One of my favorite 80’s teen movies is Savage Steve Holland’s “Better Off Dead.” It was never a big hit, but thanks to VHS and many showings on cable TV, the John Cusack comedy almost instantly became a cult classic. Holland’s next film was “One Crazy Summer.” It, once again, starred Cusack and in many ways felt like somewhat of a sequel to “Better Off Dead.” A few years later came Holland’s, so far, final theatrical film. Oh, he’s stayed busy doing movies for Nickelodeon, but sadly, this unique director has yet to return to the cinema. This swan song is probably the least known of his three theatrical efforts…1989’s “How I Got into College.”
The film centers on Marlon Browne (Corey Parker), a high school senior who is not exactly honor roll material as he looks toward college. He really has no idea where he wants to go to school, and his prospects don’t look that great. In fact, his buddy Oliver (Christopher Rydell) is trying to convince Marlon to join him in skipping college and hitchhiking around the world with him. We also meet over-achiever Jessica Kailo (Lara Flynn Boyle), who Marlon has had a crush on for years. She can get into pretty much any school she wants…but she’s got her heart set on Ramsey College. When Marlon learns this, he decides this is also the school for him.
The story also takes us to the campus of Ramsey from time to time. There the admissions staff are having some struggles of their own. Some the team, led by Kip Hammett (Anthony Edwards) and Nina Sachie (Finn Carter), are out to find interesting young people, even if they’re “numbers” aren’t the best. But their slimey co-worker Leo (Charles Rockett) is all about finding kids with the best test scores…forget the rest.
Meanwhile, Marlon has signed up for a course to help him through his SAT tests, run by a team that guarantees success (Phil Hartman and Nora Dunn). During all this madness, Marlon and Jessica begin to develop a friendship as she learns he is also applying to Ramsey. It seems like Jessica will have no trouble getting in to Ramsey, that is, until she cracks during her interview. She ends up deciding not to apply at all. Now, Marlon has to convince her to try, and the two set out to deliver her application to the campus before the deadline.

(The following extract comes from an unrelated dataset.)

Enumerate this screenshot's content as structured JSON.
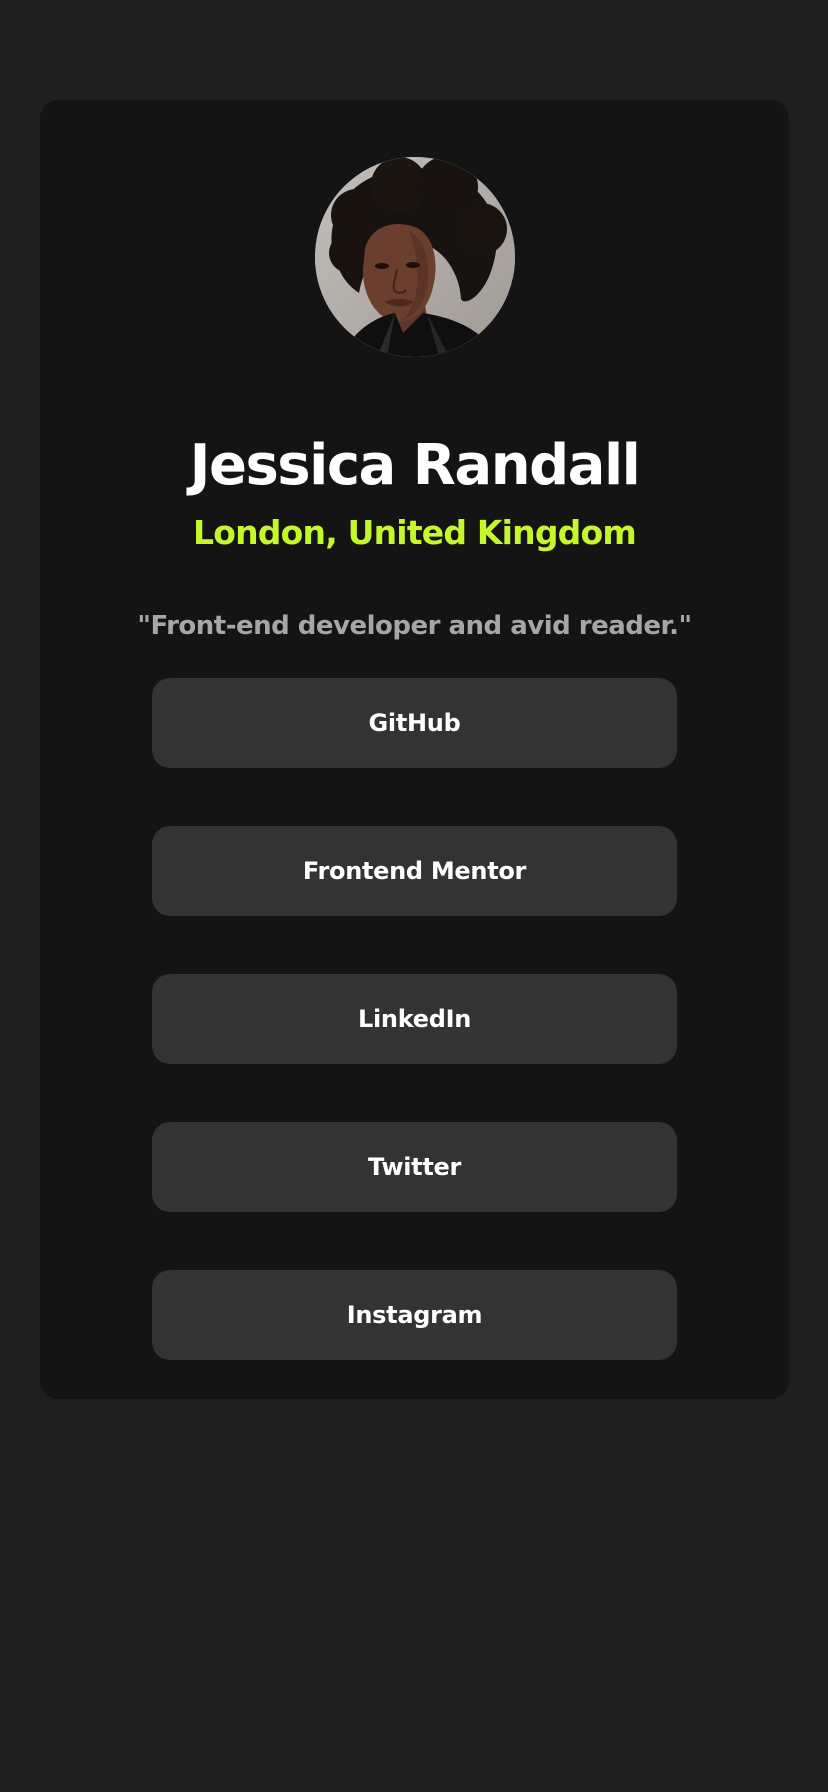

This film was released just as I was getting ready to leave high school behind and enter the world of college…so it has always resonated with me. I admit it’s not the greatest film, but I find it very funny. The humor has a, shall we say “cartoony” style to it, which was the case with Holland’s other films. Understandable considering he has a background in animation. Many of the funniest moments come from some of the supporting players in brief appearances. Phil Hartman and Nora Dunn are perfect as the smarmy SAT coaches. Dang, we lost Hartman way too soon! I also love seeing Curtis Armstrong (yep…Booger) as a recruiter from a Bible College, and I completely crack up every time I see Taylor Negron’s brief moment as a thoroughly bored with life mailman. He also plays a mailman in “Better Off Dead.”
Still, the most memorable supporting parts, and I think one of the most ingenious bits in this movie, are Man A and Man B, played by Bruce Wagner and Tom Kenney (future voice of SpongeBob Squarepants). Remember those stupid test questions? You know…Two men are in a race…if Man A runs 15 miles per hour and Man B runs 10 miles per hour…blah blah blah. Well, every time Marlon takes a test, we see Man A and Man B acting out these situations. They scream at Marlon as he tries to answer the questions. It’s a very funny premise.

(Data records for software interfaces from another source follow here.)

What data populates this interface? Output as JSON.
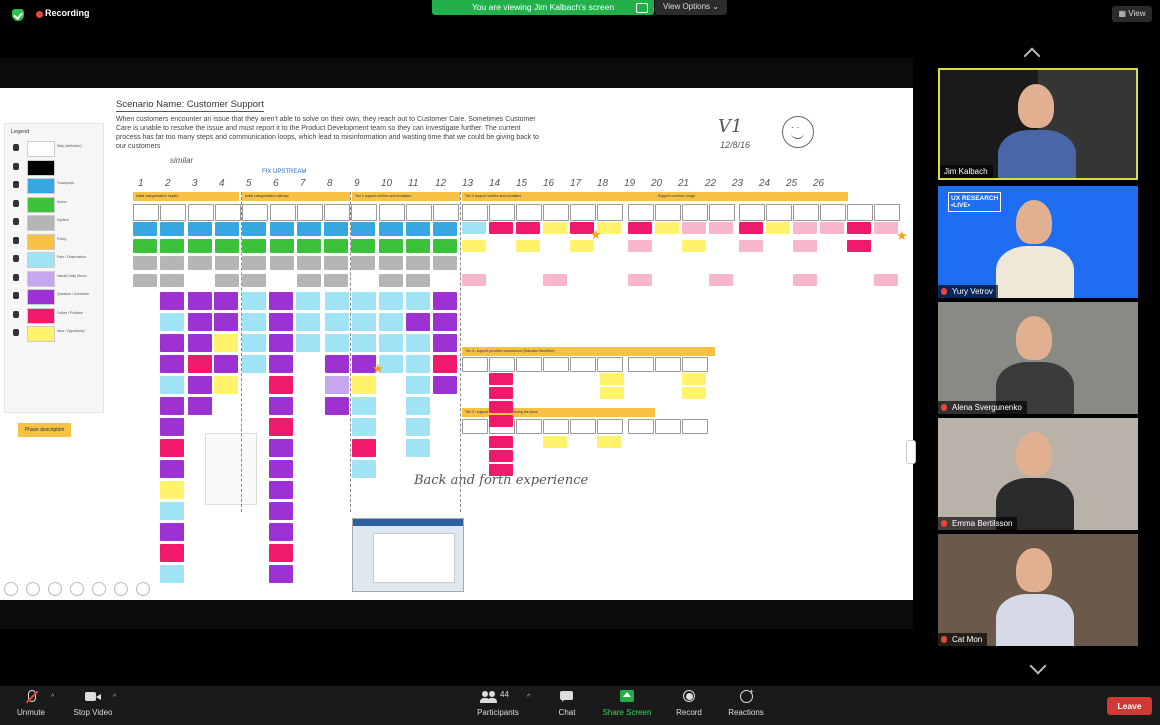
{
  "top_bar": {
    "recording_label": "Recording",
    "banner_text": "You are viewing Jim Kalbach's screen",
    "view_options_label": "View Options ⌄",
    "view_label": "View"
  },
  "shared_screen": {
    "scenario_title": "Scenario Name: Customer Support",
    "scenario_description": "When customers encounter an issue that they aren't able to solve on their own, they reach out to Customer Care. Sometimes Customer Care is unable to resolve the issue and must report it to the Product Development team so they can investigate further. The current process has far too many steps and communication loops, which lead to misinformation and wasting time that we could be giving back to our customers",
    "annotation_version": "V1",
    "annotation_date": "12/8/16",
    "annotation_similar": "similar",
    "annotation_upstream": "FIX UPSTREAM",
    "annotation_step_numbers": [
      "1",
      "2",
      "3",
      "4",
      "5",
      "6",
      "7",
      "8",
      "9",
      "10",
      "11",
      "12",
      "13",
      "14",
      "15",
      "16",
      "17",
      "18",
      "19",
      "20",
      "21",
      "22",
      "23",
      "24",
      "25",
      "26"
    ],
    "annotation_back_forth": "Back and forth experience",
    "legend_title": "Legend",
    "legend_items": [
      {
        "color": "#ffffff",
        "label": "Step (definition)"
      },
      {
        "color": "#000000",
        "label": ""
      },
      {
        "color": "#35a8e0",
        "label": "Touchpoint"
      },
      {
        "color": "#3cc13b",
        "label": "Action"
      },
      {
        "color": "#b5b5b5",
        "label": "System"
      },
      {
        "color": "#f7c244",
        "label": "Policy"
      },
      {
        "color": "#9fe3f5",
        "label": "Pain / Observation"
      },
      {
        "color": "#c7a6f0",
        "label": "Harold Daily Memo"
      },
      {
        "color": "#9d32d3",
        "label": "Question / Uncertain"
      },
      {
        "color": "#f0196b",
        "label": "Follow / Problem"
      },
      {
        "color": "#fff36b",
        "label": "Idea / Opportunity"
      }
    ],
    "phase_label": "Phase description",
    "lane_headers": [
      "Initial categorization inquiry",
      "Initial categorization attempt",
      "Tier 1 support verifies and escalates",
      "Tier 2 support verifies and escalates",
      "Support confirms, triage",
      "Tier 3 / support provides workaround (Standard Workflow)",
      "Tier 3 / support works on reproducing the issue"
    ],
    "colors": {
      "step": "#ffffff",
      "touchpoint": "#35a8e0",
      "action": "#3cc13b",
      "system": "#b5b5b5",
      "policy": "#f7c244",
      "pain": "#9fe3f5",
      "question": "#9d32d3",
      "problem": "#f0196b",
      "idea": "#fff36b",
      "pink": "#f8b6cc",
      "lavender": "#c7a6f0"
    }
  },
  "participants": [
    {
      "name": "Jim Kalbach",
      "active": true,
      "muted": false,
      "bg": "#444",
      "overlay_text": "Jim Kalbach"
    },
    {
      "name": "Yury Vetrov",
      "active": false,
      "muted": true,
      "bg": "#1f6df0",
      "overlay_text": "UX RESEARCH\n•LIVE•",
      "overlay_name": "Yury Vetrov"
    },
    {
      "name": "Alena Svergunenko",
      "active": false,
      "muted": true,
      "bg": "#8a8a84"
    },
    {
      "name": "Emma Bertilsson",
      "active": false,
      "muted": true,
      "bg": "#b9b2a8"
    },
    {
      "name": "Cat Mon",
      "active": false,
      "muted": true,
      "bg": "#6b5a4a"
    }
  ],
  "bottom_bar": {
    "unmute_label": "Unmute",
    "stop_video_label": "Stop Video",
    "participants_label": "Participants",
    "participants_count": "44",
    "chat_label": "Chat",
    "share_screen_label": "Share Screen",
    "record_label": "Record",
    "reactions_label": "Reactions",
    "leave_label": "Leave"
  }
}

Even with all this silly cartoonish humor, I still think there is a certain honesty to this film. The lead characters are very believable…speaking from personal experience of being a high school senior in 1989. I knew many Jessica Kailos…and actually, just like Marlon, had crushes on one or two of them. Truth be told, I was a lot more like Marlon than I care to admit. And yep…I went to those stinkin’ SAT prep classes, too. There’s also a undeniable sweetness to the film. Certainly in the blossoming love story between Marlon and Jessica, and even more so in the side story of Vera Cook (Tischa Arnold), a hard-working inner-city youth trying to move beyond flipping burgers and make it to college.
This may be a goofy teen comedy, but it is quite well made. Holland shows a lot of creativity in his approach to comedy and I for one would love to see him direct for the big screen again. It’ll probably never reach the cult status of “Better Off Dead,” but “How I Got into College” is a fun final chapter in the Savage Steve Holland trifecta